Live a Good Story
Every great story has an inciting incident. An inciting incident is a door we pass through from which there is no returning. In The Hobbit, everything changes for Bilbo when he allows the first dwarf to enter his home. Everything in his world changes after that. In The Sandlot, the crux of the story changes once the kid takes his dad’s Babe Ruth signed baseball. Then when someone hits the ball over the fence and into the junkyard, the whole gang has to work together to get the ball back from “The Beast.”
In Donald Miller’s book A Million Miles in a Thousand Years, he talks about the idea of story, such as a book or a film, and how we can use elements of story to help us live the kinds of stories we love reading or watching. In his book he writes about the importance of “inciting incidents,” and how they propel a character into the meat of a good story.
Well, I feel like I just had one of these “inciting incidents” in my own life. A month ago, I decided to go canyoneering on what turned out to be a fateful day. Four of us got hit by a flashflood as the fury of Zion National Park was unleashed upon us. I captured video of the event that has gotten a decent amount of attention. I have been on a few different news programs to tell the story. A TV show producer in the UK has called and wants to film a few things for a show they are doing on surviving crazy events.

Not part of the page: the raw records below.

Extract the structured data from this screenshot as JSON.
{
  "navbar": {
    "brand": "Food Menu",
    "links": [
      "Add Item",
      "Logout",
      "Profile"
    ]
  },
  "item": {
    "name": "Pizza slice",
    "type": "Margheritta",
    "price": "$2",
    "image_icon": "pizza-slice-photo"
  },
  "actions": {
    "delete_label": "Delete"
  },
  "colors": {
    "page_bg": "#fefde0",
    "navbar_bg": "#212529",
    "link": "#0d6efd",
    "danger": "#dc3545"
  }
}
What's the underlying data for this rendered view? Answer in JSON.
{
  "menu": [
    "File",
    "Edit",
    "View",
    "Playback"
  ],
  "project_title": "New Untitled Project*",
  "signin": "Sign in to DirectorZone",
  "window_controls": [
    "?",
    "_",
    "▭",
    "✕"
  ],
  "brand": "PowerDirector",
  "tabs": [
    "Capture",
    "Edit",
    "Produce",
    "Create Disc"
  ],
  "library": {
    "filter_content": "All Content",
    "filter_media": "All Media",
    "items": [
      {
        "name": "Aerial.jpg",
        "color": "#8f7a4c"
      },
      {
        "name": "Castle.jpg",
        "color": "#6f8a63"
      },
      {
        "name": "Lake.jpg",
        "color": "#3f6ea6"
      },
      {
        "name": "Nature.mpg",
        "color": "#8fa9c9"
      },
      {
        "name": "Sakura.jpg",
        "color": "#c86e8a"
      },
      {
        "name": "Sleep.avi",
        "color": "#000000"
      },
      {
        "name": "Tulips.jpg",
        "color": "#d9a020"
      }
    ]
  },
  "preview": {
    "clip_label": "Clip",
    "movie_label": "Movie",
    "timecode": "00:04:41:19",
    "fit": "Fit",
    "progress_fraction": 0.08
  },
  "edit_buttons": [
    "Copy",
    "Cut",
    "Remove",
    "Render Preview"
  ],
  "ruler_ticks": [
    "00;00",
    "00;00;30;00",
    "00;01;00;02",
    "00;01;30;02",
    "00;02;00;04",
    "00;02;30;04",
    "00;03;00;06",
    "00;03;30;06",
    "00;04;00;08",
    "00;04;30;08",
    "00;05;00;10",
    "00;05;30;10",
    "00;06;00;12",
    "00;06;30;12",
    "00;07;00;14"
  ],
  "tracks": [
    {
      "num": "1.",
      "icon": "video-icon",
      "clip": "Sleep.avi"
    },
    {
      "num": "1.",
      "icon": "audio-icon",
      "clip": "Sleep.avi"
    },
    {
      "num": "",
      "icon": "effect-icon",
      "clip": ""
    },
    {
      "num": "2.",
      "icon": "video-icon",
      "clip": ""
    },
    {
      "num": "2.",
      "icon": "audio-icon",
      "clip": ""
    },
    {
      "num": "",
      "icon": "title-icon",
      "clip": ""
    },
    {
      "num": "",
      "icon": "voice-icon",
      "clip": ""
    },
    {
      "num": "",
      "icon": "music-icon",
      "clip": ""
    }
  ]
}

Perhaps my decision to enter that slot canyon was an inciting incident.
Yet I feel like there is an even more clear inciting incident that occurred afterwards. My expensive camera gear was wrecked by the flashflood. What others did not know, is that for the last year I have been working on a film project. I’ve spent a lot of time in Zion filming canyoneering and time lapse sequences. I had always planned to put something together on it, but my specific plans were unclear and undefined. I had no set goal.
After the flashflood I learned that the damages to my camera were irreparable. And replacing all my camera gear is not financially possible for me. So what should I do? Just hang up the towel?
That’s when I was forced to think more creatively about what I was really trying to do. A friend of mine recommended I do a Kickstarter project. I wasn’t really sure what Kickstarter was, but after I looked into it, I realized it was perfect for what I was doing. Except that I needed a very specific goal, a message that I could convey to others detailing exactly what I needed and what specifically was my plan.
So I honed my plan. I thought about what I wanted to do, challenging myself to create something bigger than a 3 minute Youtube video.
Launching this Kickstarter project is an inciting incident. I have made it public what I intend to do. I can’t go back on it now. I need to follow through. I feel an incredible amount of excitement about it. I’ve had a lot of internal motivation for this idea for the last year. Now I have an additional external motivation. People know about my project. People have made financial pledges to the project. Now I need to deliver something stellar.
The whole thing has been a rush. The added pressure of others knowing about my project is making me dig deeper, be more creative, and work harder. And I think that is a good thing for me.
This makes me think of how we can use inciting incidents in our own life to propel us further along. Donald Miller’s book is all about living a good story. How we can take the knowledge of what makes a good story and apply that to what makes a good life. In any story we love, we see a character who wants something and must overcome obstacles in order to get it.
The tougher the obstacles, the higher the stakes, the better the story.
So here is our opportunity. We can help ourselves to live a better story by choosing something specific to go after. Something with risks, where failure is a possibility. And we can use inciting incidents in order to push ourselves through that doorway we can’t return through.
We must then become aware that there will be obstacles. And when those obstacles come, we can view them differently. When we view life this way, obstacles are no longer the worst thing in the world. They are opportunities to make our stories better. And to make accomplishing our goal that much more rewarding.
Think on the movie The Blind Side. It is already hard as hell to make it to the NFL. Yet watching a movie about every person that gets drafted isn’t going to fly. But when you tell a story about a guy who was homeless that makes it to the NFL, you’ve got a story that has people cry at the end and wins awards.
So if you are feeling discontent with your life’s story, like you aren’t going anywhere, try using the elements of story to help you live a better one.
Because as Miller says, “as soon as you point toward a horizon, life no longer feels meaningless. And suddenly there’s risk in your story and a question about whether you’ll make it.”